▶ _Task statement_: Where does the string "Место" occur in the records below? Copy every line that holds it.

START Data for the task

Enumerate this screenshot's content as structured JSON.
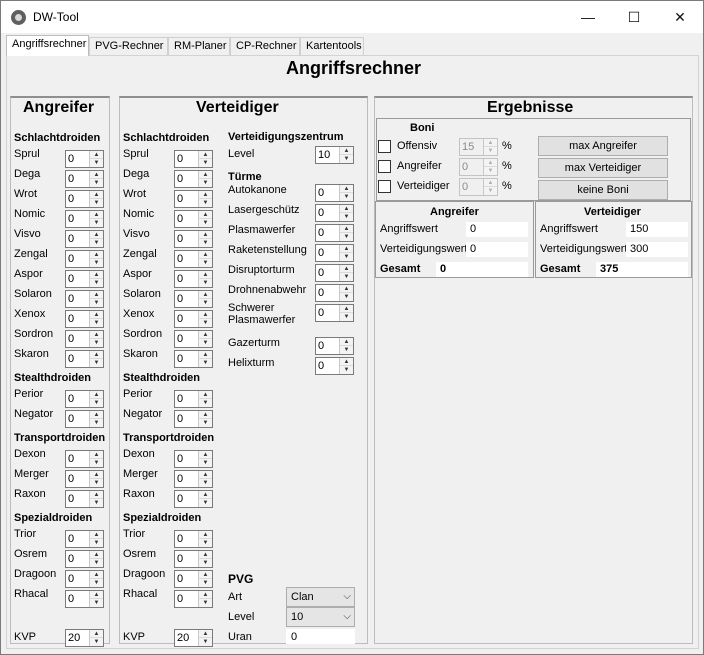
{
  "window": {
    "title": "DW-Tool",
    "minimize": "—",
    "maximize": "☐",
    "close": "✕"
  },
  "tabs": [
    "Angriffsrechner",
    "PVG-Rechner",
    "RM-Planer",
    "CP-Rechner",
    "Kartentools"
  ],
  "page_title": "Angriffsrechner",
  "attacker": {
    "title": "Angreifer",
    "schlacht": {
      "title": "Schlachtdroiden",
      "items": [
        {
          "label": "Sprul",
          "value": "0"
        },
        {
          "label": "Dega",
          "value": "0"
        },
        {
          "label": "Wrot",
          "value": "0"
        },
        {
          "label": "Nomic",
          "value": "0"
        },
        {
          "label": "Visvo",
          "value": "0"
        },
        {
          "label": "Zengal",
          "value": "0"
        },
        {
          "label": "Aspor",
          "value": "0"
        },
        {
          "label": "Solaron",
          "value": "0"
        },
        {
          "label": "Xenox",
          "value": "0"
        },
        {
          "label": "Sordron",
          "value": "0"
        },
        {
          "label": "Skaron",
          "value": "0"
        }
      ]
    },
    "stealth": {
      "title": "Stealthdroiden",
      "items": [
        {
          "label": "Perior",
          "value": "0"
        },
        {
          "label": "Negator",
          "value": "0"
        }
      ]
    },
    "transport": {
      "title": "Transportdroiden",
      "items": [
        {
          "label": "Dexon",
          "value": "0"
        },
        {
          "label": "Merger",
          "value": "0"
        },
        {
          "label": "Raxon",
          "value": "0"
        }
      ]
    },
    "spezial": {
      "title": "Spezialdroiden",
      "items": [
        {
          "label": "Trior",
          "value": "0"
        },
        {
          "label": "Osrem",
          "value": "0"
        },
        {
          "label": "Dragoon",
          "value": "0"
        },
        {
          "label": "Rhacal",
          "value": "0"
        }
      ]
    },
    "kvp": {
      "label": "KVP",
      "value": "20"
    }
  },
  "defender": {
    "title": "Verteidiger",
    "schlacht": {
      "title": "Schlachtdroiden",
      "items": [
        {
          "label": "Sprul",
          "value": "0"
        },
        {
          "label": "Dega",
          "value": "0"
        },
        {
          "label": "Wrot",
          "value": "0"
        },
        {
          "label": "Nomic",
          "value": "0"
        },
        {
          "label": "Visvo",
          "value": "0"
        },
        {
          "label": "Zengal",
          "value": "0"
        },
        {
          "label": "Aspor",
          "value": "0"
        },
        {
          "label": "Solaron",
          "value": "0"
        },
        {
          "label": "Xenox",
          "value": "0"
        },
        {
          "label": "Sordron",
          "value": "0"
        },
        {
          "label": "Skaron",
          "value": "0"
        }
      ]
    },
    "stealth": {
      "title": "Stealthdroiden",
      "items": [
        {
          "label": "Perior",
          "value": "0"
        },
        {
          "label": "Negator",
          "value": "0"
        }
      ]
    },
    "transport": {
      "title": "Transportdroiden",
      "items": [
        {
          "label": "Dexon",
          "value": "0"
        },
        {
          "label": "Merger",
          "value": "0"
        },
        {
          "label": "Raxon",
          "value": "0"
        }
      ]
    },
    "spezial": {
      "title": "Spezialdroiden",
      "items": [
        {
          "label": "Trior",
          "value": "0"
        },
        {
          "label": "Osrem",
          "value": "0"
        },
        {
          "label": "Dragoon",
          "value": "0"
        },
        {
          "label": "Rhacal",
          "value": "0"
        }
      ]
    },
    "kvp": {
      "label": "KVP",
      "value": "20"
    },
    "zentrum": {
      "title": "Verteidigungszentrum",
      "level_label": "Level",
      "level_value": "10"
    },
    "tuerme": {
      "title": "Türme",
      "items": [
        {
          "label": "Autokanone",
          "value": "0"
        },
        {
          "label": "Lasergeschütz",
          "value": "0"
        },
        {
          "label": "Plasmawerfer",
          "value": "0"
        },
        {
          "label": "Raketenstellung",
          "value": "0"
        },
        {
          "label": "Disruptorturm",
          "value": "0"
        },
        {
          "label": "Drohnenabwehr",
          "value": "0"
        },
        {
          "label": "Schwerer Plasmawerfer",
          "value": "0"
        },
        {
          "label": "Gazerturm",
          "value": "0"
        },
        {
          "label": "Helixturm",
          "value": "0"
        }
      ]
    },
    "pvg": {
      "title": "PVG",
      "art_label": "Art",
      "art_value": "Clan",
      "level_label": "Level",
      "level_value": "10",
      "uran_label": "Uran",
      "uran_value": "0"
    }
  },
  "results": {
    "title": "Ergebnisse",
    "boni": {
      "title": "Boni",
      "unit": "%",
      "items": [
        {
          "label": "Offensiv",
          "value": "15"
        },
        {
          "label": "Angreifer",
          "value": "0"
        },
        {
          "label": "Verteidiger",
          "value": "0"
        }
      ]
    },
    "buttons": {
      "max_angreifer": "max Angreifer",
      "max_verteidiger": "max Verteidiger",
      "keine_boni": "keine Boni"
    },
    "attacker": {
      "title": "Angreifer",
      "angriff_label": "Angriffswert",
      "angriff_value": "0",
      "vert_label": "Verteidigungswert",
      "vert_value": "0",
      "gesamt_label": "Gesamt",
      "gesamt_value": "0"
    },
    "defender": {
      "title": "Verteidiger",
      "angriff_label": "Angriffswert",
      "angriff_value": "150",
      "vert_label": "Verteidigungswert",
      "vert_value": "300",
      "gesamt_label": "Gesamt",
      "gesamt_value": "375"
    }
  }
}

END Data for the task
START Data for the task

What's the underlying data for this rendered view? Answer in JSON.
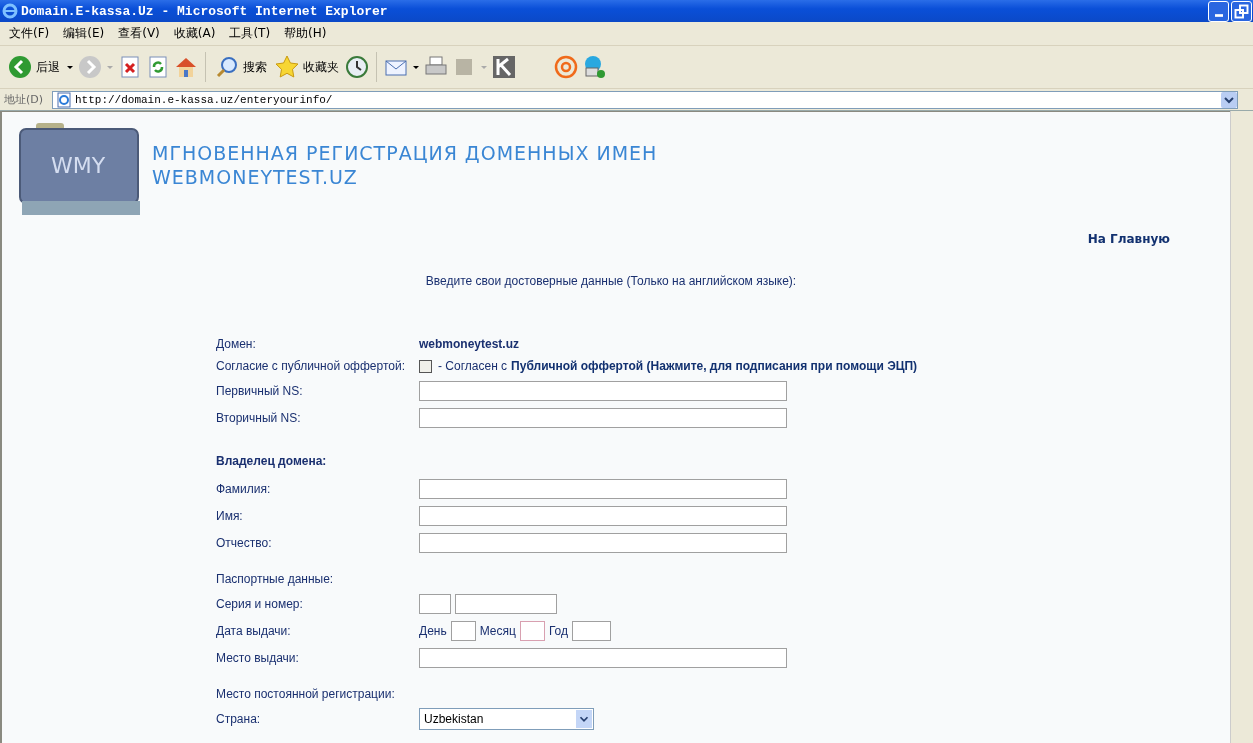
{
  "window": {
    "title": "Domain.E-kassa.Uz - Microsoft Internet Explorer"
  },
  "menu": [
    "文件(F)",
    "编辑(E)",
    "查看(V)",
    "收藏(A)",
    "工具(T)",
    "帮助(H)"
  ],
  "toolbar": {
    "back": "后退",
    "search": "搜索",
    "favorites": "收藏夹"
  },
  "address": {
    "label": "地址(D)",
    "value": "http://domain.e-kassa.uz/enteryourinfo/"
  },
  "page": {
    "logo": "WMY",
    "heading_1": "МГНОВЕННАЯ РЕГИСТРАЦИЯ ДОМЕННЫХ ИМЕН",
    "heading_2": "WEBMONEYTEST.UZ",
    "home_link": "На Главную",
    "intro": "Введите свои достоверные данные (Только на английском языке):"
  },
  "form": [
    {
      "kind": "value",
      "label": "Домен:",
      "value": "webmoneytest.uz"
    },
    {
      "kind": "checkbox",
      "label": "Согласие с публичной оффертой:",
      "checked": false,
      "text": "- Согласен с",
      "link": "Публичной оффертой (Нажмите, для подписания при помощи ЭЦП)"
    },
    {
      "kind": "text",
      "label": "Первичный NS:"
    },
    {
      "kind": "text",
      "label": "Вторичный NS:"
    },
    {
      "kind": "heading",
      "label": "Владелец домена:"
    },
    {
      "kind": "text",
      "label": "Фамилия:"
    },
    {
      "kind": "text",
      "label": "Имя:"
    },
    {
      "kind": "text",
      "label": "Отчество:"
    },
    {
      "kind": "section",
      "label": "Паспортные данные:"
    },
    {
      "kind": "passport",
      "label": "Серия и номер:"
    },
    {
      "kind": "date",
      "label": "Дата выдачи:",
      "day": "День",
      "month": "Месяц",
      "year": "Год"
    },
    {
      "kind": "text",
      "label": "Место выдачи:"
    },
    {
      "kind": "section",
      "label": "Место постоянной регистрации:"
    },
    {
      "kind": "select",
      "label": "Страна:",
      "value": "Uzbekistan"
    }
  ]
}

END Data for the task

▶ _Result of the task_:
      "label": "Место выдачи:"
      "label": "Место постоянной регистрации:"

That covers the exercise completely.